*Task description:*
The word "JSON": say how many lines of the data below contain it, and give the number alone.

BEGIN Supplied information

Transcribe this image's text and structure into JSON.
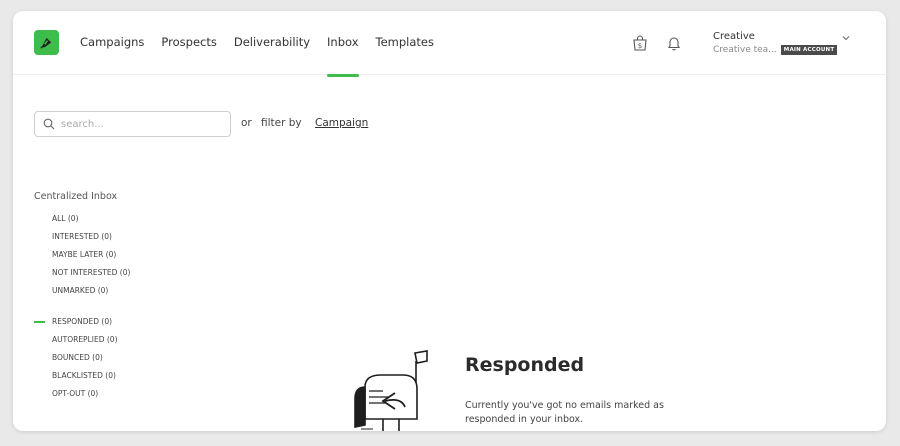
{
  "nav": {
    "items": [
      {
        "label": "Campaigns",
        "active": false
      },
      {
        "label": "Prospects",
        "active": false
      },
      {
        "label": "Deliverability",
        "active": false
      },
      {
        "label": "Inbox",
        "active": true
      },
      {
        "label": "Templates",
        "active": false
      }
    ]
  },
  "header": {
    "icons": [
      "shopping-bag-dollar-icon",
      "bell-icon"
    ],
    "account": {
      "name": "Creative",
      "team": "Creative tea...",
      "badge": "MAIN ACCOUNT"
    }
  },
  "search": {
    "placeholder": "search...",
    "value": "",
    "or_label": "or",
    "filter_label": "filter by",
    "campaign_link": "Campaign"
  },
  "sidebar": {
    "title": "Centralized Inbox",
    "group1": [
      {
        "label": "ALL (0)"
      },
      {
        "label": "INTERESTED (0)"
      },
      {
        "label": "MAYBE LATER (0)"
      },
      {
        "label": "NOT INTERESTED (0)"
      },
      {
        "label": "UNMARKED (0)"
      }
    ],
    "group2": [
      {
        "label": "RESPONDED (0)",
        "active": true
      },
      {
        "label": "AUTOREPLIED (0)"
      },
      {
        "label": "BOUNCED (0)"
      },
      {
        "label": "BLACKLISTED (0)"
      },
      {
        "label": "OPT-OUT (0)"
      }
    ]
  },
  "empty_state": {
    "title": "Responded",
    "description": "Currently you've got no emails marked as responded in your inbox."
  },
  "colors": {
    "accent": "#3fbd4b",
    "badge_bg": "#4a4a4a",
    "background": "#e9e9ea"
  }
}
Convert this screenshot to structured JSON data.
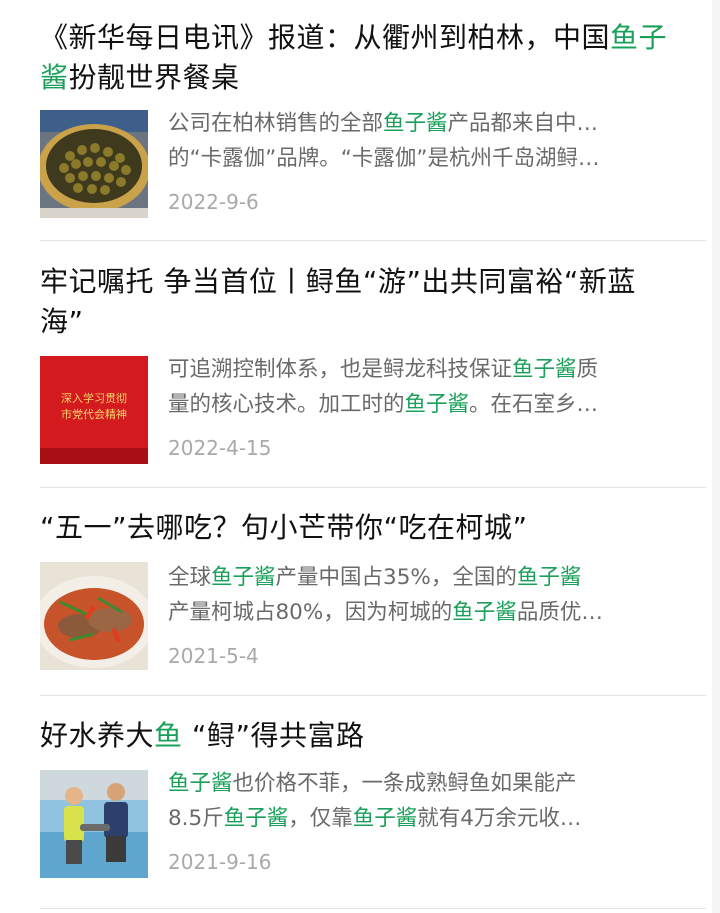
{
  "highlight_color": "#1aa05a",
  "articles": [
    {
      "title_a": "《新华每日电讯》报道：从衢州到柏林，中国",
      "title_hl1": "鱼子",
      "title_hl2": "酱",
      "title_b": "扮靓世界餐桌",
      "s1a": "公司在柏林销售的全部",
      "s1h": "鱼子酱",
      "s1b": "产品都来自中…",
      "s2": "的“卡露伽”品牌。“卡露伽”是杭州千岛湖鲟…",
      "date": "2022-9-6",
      "thumb_icon": "caviar-tin-image"
    },
    {
      "title_a": "牢记嘱托 争当首位丨鲟鱼“游”出共同富裕“新蓝",
      "title_b": "海”",
      "s1a": "可追溯控制体系，也是鲟龙科技保证",
      "s1h": "鱼子酱",
      "s1b": "质",
      "s2a": "量的核心技术。加工时的",
      "s2h": "鱼子酱",
      "s2b": "。在石室乡…",
      "date": "2022-4-15",
      "thumb_text1": "深入学习贯彻",
      "thumb_text2": "市党代会精神"
    },
    {
      "title": "“五一”去哪吃？句小芒带你“吃在柯城”",
      "s1a": "全球",
      "s1h1": "鱼子酱",
      "s1b": "产量中国占35%，全国的",
      "s1h2": "鱼子酱",
      "s2a": "产量柯城占80%，因为柯城的",
      "s2h": "鱼子酱",
      "s2b": "品质优…",
      "date": "2021-5-4",
      "thumb_icon": "fish-dish-image"
    },
    {
      "title_a": "好水养大",
      "title_hl": "鱼",
      "title_b": " “鲟”得共富路",
      "s1h": "鱼子酱",
      "s1b": "也价格不菲，一条成熟鲟鱼如果能产",
      "s2a": "8.5斤",
      "s2h1": "鱼子酱",
      "s2b": "，仅靠",
      "s2h2": "鱼子酱",
      "s2c": "就有4万余元收…",
      "date": "2021-9-16",
      "thumb_icon": "fish-farmers-image"
    }
  ]
}
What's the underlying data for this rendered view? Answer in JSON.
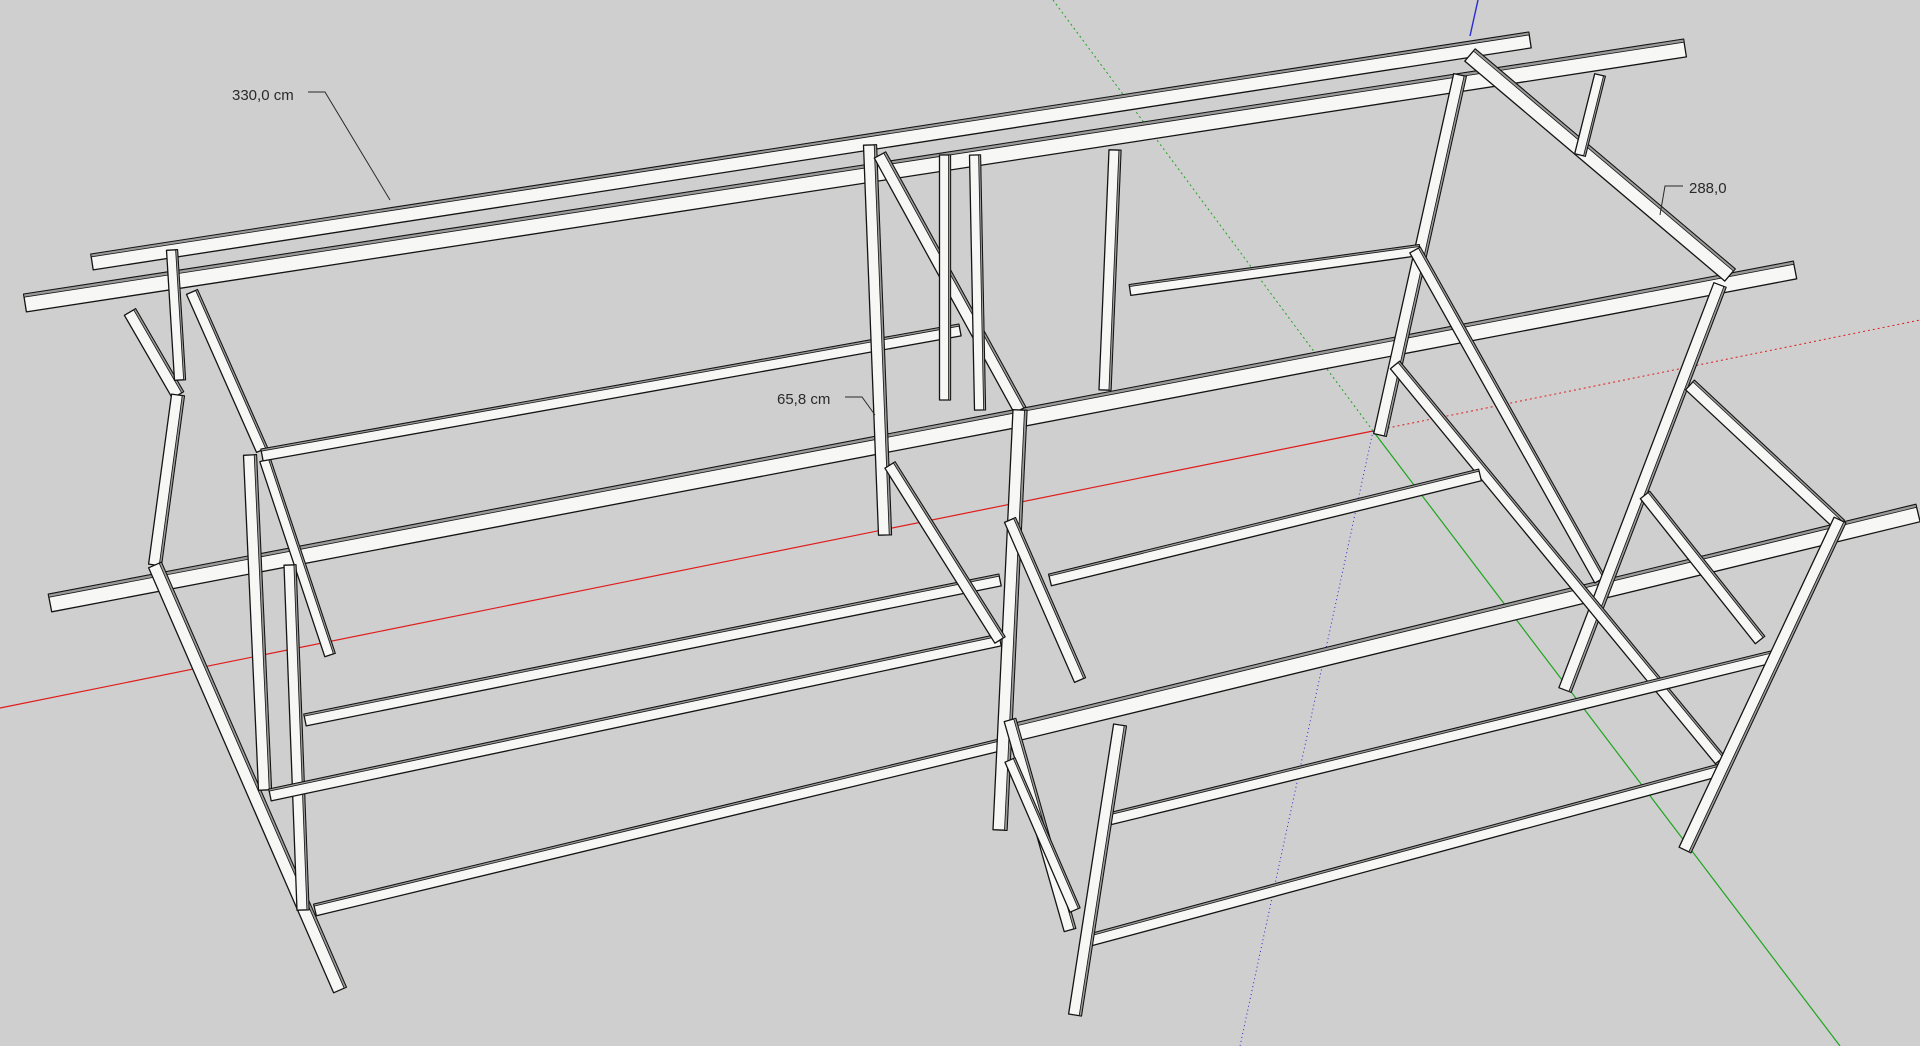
{
  "viewport": {
    "background_color": "#cfcfcf",
    "axes": {
      "x_color": "#e01b1b",
      "y_color": "#1fa51f",
      "z_color": "#2a2ad6"
    },
    "model": {
      "description_icon": "wireframe-shelving-frame",
      "beam_fill": "#f7f7f5",
      "beam_shade": "#9a9a9a",
      "edge_color": "#141414"
    }
  },
  "dimensions": {
    "length_label": "330,0 cm",
    "width_label": "288,0",
    "height_label": "65,8 cm"
  }
}
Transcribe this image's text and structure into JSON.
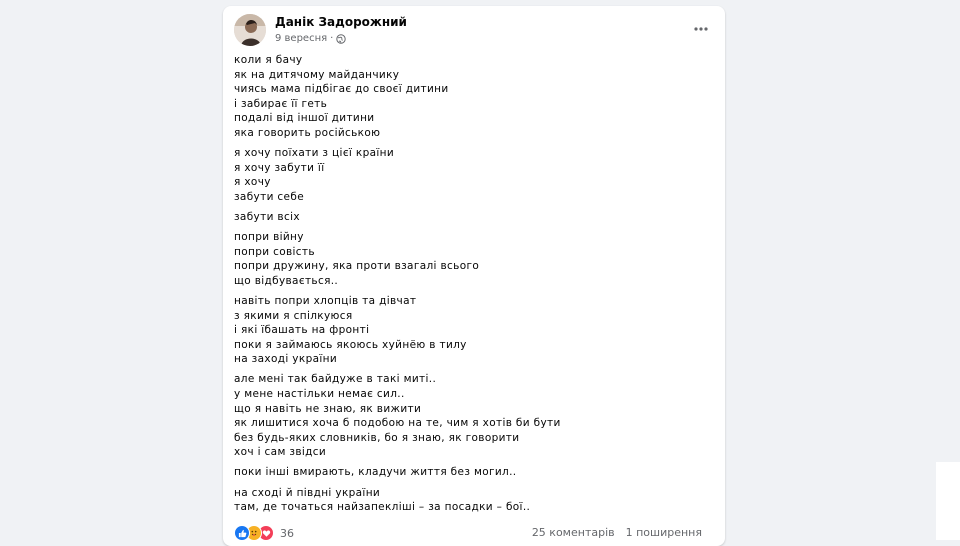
{
  "post": {
    "author": "Данік Задорожний",
    "date": "9 вересня",
    "separator": "·",
    "privacy_icon": "globe-icon",
    "menu_icon": "more-options-icon"
  },
  "stanzas": [
    [
      "коли я бачу",
      "як на дитячому майданчику",
      "чиясь мама підбігає до своєї дитини",
      "і забирає її геть",
      "подалі від іншої дитини",
      "яка говорить російською"
    ],
    [
      "я хочу поїхати з цієї країни",
      "я хочу забути її",
      "я хочу",
      "забути себе"
    ],
    [
      "забути всіх"
    ],
    [
      "попри війну",
      "попри совість",
      "попри дружину, яка проти взагалі всього",
      "що відбувається.."
    ],
    [
      "навіть попри хлопців та дівчат",
      "з якими я спілкуюся",
      "і які їбашать на фронті",
      "поки я займаюсь якоюсь хуйнёю в тилу",
      "на заході україни"
    ],
    [
      "але мені так байдуже в такі миті..",
      "у мене настільки немає сил..",
      "що я навіть не знаю, як вижити",
      "як лишитися хоча б подобою на те, чим я хотів би бути",
      "без будь-яких словників, бо я знаю, як говорити",
      "хоч і сам звідси"
    ],
    [
      "поки інші вмирають, кладучи життя без могил.."
    ],
    [
      "на сході й півдні україни",
      "там, де точаться найзапекліші – за посадки – бої.."
    ]
  ],
  "footer": {
    "reaction_icons": [
      "like-icon",
      "care-icon",
      "love-icon"
    ],
    "reaction_count": "36",
    "comments": "25 коментарів",
    "shares": "1 поширення"
  },
  "colors": {
    "page_background": "#f0f2f5",
    "card_background": "#ffffff",
    "text": "#050505",
    "secondary_text": "#65676b",
    "like": "#1877f2",
    "care": "#f7b125",
    "love": "#f33e58"
  }
}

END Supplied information

*Reply to the exercise:*
4